■ Exercise objective:
All entries must be returned precisely as they appear.

════════════════

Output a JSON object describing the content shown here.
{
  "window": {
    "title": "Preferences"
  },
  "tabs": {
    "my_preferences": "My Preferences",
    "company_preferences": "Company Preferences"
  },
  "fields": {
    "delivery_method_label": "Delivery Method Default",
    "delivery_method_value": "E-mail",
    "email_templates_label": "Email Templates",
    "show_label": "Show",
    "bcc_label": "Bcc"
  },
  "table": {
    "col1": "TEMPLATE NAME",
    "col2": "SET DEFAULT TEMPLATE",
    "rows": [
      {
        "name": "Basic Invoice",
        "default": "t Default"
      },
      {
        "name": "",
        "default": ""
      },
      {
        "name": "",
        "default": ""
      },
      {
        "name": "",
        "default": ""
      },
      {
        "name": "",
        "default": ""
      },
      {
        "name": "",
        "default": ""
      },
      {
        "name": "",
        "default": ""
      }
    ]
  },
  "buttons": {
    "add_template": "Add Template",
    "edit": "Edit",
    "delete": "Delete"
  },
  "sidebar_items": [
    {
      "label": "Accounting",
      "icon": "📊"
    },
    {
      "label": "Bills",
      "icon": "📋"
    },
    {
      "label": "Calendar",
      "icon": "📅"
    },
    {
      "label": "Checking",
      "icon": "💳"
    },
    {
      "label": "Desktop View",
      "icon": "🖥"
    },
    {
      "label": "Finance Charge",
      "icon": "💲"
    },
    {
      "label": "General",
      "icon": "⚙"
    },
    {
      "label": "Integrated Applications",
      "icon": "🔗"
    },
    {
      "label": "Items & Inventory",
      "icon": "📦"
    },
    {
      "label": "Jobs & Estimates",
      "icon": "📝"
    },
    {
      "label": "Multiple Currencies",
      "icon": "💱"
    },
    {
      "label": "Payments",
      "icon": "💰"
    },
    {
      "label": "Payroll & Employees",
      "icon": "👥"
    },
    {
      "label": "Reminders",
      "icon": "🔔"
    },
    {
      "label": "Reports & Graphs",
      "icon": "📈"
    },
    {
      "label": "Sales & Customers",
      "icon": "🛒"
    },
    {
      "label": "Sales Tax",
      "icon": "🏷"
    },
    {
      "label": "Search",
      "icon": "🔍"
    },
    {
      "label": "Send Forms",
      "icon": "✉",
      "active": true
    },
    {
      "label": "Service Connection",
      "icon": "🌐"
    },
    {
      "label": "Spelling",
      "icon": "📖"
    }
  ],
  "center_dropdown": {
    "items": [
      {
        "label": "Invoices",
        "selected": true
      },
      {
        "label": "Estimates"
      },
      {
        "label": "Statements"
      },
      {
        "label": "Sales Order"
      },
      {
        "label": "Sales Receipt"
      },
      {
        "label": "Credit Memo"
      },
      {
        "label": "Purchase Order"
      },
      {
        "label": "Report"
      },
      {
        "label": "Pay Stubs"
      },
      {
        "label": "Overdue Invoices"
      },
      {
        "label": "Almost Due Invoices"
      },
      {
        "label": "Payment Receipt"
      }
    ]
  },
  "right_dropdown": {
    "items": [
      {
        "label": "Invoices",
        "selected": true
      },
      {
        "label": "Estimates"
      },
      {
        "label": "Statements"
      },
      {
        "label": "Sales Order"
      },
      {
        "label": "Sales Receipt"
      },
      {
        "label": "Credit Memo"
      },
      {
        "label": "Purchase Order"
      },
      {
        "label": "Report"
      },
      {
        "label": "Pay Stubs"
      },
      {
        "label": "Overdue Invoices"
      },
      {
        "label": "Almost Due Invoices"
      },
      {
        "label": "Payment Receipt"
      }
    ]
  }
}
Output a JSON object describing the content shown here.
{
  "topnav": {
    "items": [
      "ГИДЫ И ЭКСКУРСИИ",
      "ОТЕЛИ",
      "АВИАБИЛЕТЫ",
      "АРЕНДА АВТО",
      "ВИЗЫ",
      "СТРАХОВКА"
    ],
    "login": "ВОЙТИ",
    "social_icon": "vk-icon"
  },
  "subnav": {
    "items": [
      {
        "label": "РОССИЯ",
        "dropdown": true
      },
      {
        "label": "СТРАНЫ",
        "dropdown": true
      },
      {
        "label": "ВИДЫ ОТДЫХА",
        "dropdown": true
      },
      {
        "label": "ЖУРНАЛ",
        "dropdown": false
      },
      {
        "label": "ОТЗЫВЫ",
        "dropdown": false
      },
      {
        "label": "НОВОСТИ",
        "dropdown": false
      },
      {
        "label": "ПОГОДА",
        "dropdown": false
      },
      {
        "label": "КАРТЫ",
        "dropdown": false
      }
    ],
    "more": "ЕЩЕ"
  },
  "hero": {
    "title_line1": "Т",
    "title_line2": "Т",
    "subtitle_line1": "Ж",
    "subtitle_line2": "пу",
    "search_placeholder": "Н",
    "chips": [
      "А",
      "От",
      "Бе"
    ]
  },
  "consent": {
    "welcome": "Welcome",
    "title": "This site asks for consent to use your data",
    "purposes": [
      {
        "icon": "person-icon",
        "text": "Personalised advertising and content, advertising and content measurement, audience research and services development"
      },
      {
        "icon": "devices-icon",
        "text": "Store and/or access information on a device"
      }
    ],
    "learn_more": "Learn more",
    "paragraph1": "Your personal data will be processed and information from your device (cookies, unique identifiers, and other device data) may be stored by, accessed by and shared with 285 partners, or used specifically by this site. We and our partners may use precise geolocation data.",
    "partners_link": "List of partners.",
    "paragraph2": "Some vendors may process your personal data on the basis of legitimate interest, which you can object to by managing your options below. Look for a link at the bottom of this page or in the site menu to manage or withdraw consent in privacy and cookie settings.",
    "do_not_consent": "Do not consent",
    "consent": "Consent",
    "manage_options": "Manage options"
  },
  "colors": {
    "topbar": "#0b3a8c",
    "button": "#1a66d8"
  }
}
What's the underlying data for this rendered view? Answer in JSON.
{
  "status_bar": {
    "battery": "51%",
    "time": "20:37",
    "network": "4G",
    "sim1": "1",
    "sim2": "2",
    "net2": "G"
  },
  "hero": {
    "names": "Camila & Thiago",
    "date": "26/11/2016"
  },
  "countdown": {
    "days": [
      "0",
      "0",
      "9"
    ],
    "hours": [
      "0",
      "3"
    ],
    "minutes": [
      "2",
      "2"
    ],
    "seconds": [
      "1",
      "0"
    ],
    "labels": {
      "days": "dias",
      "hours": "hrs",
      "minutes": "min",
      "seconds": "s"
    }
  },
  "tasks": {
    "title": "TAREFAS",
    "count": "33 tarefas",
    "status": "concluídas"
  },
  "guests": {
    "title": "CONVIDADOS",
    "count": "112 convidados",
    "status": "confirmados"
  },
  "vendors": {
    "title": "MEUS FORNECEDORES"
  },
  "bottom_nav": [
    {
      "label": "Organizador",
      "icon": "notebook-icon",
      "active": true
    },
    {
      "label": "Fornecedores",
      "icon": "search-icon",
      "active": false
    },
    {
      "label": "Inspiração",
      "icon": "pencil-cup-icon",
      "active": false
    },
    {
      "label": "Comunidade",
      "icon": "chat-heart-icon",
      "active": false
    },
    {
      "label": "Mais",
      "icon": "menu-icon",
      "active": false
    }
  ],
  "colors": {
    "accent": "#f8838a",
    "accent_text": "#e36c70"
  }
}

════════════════

■ Answer:
Output a JSON object describing the content shown here.
{
  "window": {
    "title": "Preferences"
  },
  "tabs": {
    "my_preferences": "My Preferences",
    "company_preferences": "Company Preferences"
  },
  "fields": {
    "delivery_method_label": "Delivery Method Default",
    "delivery_method_value": "E-mail",
    "email_templates_label": "Email Templates",
    "show_label": "Show",
    "bcc_label": "Bcc"
  },
  "table": {
    "col1": "TEMPLATE NAME",
    "col2": "SET DEFAULT TEMPLATE",
    "rows": [
      {
        "name": "Basic Invoice",
        "default": "t Default"
      },
      {
        "name": "",
        "default": ""
      },
      {
        "name": "",
        "default": ""
      },
      {
        "name": "",
        "default": ""
      },
      {
        "name": "",
        "default": ""
      },
      {
        "name": "",
        "default": ""
      },
      {
        "name": "",
        "default": ""
      }
    ]
  },
  "buttons": {
    "add_template": "Add Template",
    "edit": "Edit",
    "delete": "Delete"
  },
  "sidebar_items": [
    {
      "label": "Accounting",
      "icon": "📊"
    },
    {
      "label": "Bills",
      "icon": "📋"
    },
    {
      "label": "Calendar",
      "icon": "📅"
    },
    {
      "label": "Checking",
      "icon": "💳"
    },
    {
      "label": "Desktop View",
      "icon": "🖥"
    },
    {
      "label": "Finance Charge",
      "icon": "💲"
    },
    {
      "label": "General",
      "icon": "⚙"
    },
    {
      "label": "Integrated Applications",
      "icon": "🔗"
    },
    {
      "label": "Items & Inventory",
      "icon": "📦"
    },
    {
      "label": "Jobs & Estimates",
      "icon": "📝"
    },
    {
      "label": "Multiple Currencies",
      "icon": "💱"
    },
    {
      "label": "Payments",
      "icon": "💰"
    },
    {
      "label": "Payroll & Employees",
      "icon": "👥"
    },
    {
      "label": "Reminders",
      "icon": "🔔"
    },
    {
      "label": "Reports & Graphs",
      "icon": "📈"
    },
    {
      "label": "Sales & Customers",
      "icon": "🛒"
    },
    {
      "label": "Sales Tax",
      "icon": "🏷"
    },
    {
      "label": "Search",
      "icon": "🔍"
    },
    {
      "label": "Send Forms",
      "icon": "✉",
      "active": true
    },
    {
      "label": "Service Connection",
      "icon": "🌐"
    },
    {
      "label": "Spelling",
      "icon": "📖"
    }
  ],
  "center_dropdown": {
    "items": [
      {
        "label": "Invoices",
        "selected": true
      },
      {
        "label": "Estimates"
      },
      {
        "label": "Statements"
      },
      {
        "label": "Sales Order"
      },
      {
        "label": "Sales Receipt"
      },
      {
        "label": "Credit Memo"
      },
      {
        "label": "Purchase Order"
      },
      {
        "label": "Report"
      },
      {
        "label": "Pay Stubs"
      },
      {
        "label": "Overdue Invoices"
      },
      {
        "label": "Almost Due Invoices"
      },
      {
        "label": "Payment Receipt"
      }
    ]
  },
  "right_dropdown": {
    "items": [
      {
        "label": "Invoices",
        "selected": true
      },
      {
        "label": "Estimates"
      },
      {
        "label": "Statements"
      },
      {
        "label": "Sales Order"
      },
      {
        "label": "Sales Receipt"
      },
      {
        "label": "Credit Memo"
      },
      {
        "label": "Purchase Order"
      },
      {
        "label": "Report"
      },
      {
        "label": "Pay Stubs"
      },
      {
        "label": "Overdue Invoices"
      },
      {
        "label": "Almost Due Invoices"
      },
      {
        "label": "Payment Receipt"
      }
    ]
  }
}
Output a JSON object describing the content shown here.
{
  "topnav": {
    "items": [
      "ГИДЫ И ЭКСКУРСИИ",
      "ОТЕЛИ",
      "АВИАБИЛЕТЫ",
      "АРЕНДА АВТО",
      "ВИЗЫ",
      "СТРАХОВКА"
    ],
    "login": "ВОЙТИ",
    "social_icon": "vk-icon"
  },
  "subnav": {
    "items": [
      {
        "label": "РОССИЯ",
        "dropdown": true
      },
      {
        "label": "СТРАНЫ",
        "dropdown": true
      },
      {
        "label": "ВИДЫ ОТДЫХА",
        "dropdown": true
      },
      {
        "label": "ЖУРНАЛ",
        "dropdown": false
      },
      {
        "label": "ОТЗЫВЫ",
        "dropdown": false
      },
      {
        "label": "НОВОСТИ",
        "dropdown": false
      },
      {
        "label": "ПОГОДА",
        "dropdown": false
      },
      {
        "label": "КАРТЫ",
        "dropdown": false
      }
    ],
    "more": "ЕЩЕ"
  },
  "hero": {
    "title_line1": "Т",
    "title_line2": "Т",
    "subtitle_line1": "Ж",
    "subtitle_line2": "пу",
    "search_placeholder": "Н",
    "chips": [
      "А",
      "От",
      "Бе"
    ]
  },
  "consent": {
    "welcome": "Welcome",
    "title": "This site asks for consent to use your data",
    "purposes": [
      {
        "icon": "person-icon",
        "text": "Personalised advertising and content, advertising and content measurement, audience research and services development"
      },
      {
        "icon": "devices-icon",
        "text": "Store and/or access information on a device"
      }
    ],
    "learn_more": "Learn more",
    "paragraph1": "Your personal data will be processed and information from your device (cookies, unique identifiers, and other device data) may be stored by, accessed by and shared with 285 partners, or used specifically by this site. We and our partners may use precise geolocation data.",
    "partners_link": "List of partners.",
    "paragraph2": "Some vendors may process your personal data on the basis of legitimate interest, which you can object to by managing your options below. Look for a link at the bottom of this page or in the site menu to manage or withdraw consent in privacy and cookie settings.",
    "do_not_consent": "Do not consent",
    "consent": "Consent",
    "manage_options": "Manage options"
  },
  "colors": {
    "topbar": "#0b3a8c",
    "button": "#1a66d8"
  }
}
What's the underlying data for this rendered view? Answer in JSON.
{
  "status_bar": {
    "battery": "51%",
    "time": "20:37",
    "network": "4G",
    "sim1": "1",
    "sim2": "2",
    "net2": "G"
  },
  "hero": {
    "names": "Camila & Thiago",
    "date": "26/11/2016"
  },
  "countdown": {
    "days": [
      "0",
      "0",
      "9"
    ],
    "hours": [
      "0",
      "3"
    ],
    "minutes": [
      "2",
      "2"
    ],
    "seconds": [
      "1",
      "0"
    ],
    "labels": {
      "days": "dias",
      "hours": "hrs",
      "minutes": "min",
      "seconds": "s"
    }
  },
  "tasks": {
    "title": "TAREFAS",
    "count": "33 tarefas",
    "status": "concluídas"
  },
  "guests": {
    "title": "CONVIDADOS",
    "count": "112 convidados",
    "status": "confirmados"
  },
  "vendors": {
    "title": "MEUS FORNECEDORES"
  },
  "bottom_nav": [
    {
      "label": "Organizador",
      "icon": "notebook-icon",
      "active": true
    },
    {
      "label": "Fornecedores",
      "icon": "search-icon",
      "active": false
    },
    {
      "label": "Inspiração",
      "icon": "pencil-cup-icon",
      "active": false
    },
    {
      "label": "Comunidade",
      "icon": "chat-heart-icon",
      "active": false
    },
    {
      "label": "Mais",
      "icon": "menu-icon",
      "active": false
    }
  ],
  "colors": {
    "accent": "#f8838a",
    "accent_text": "#e36c70"
  }
}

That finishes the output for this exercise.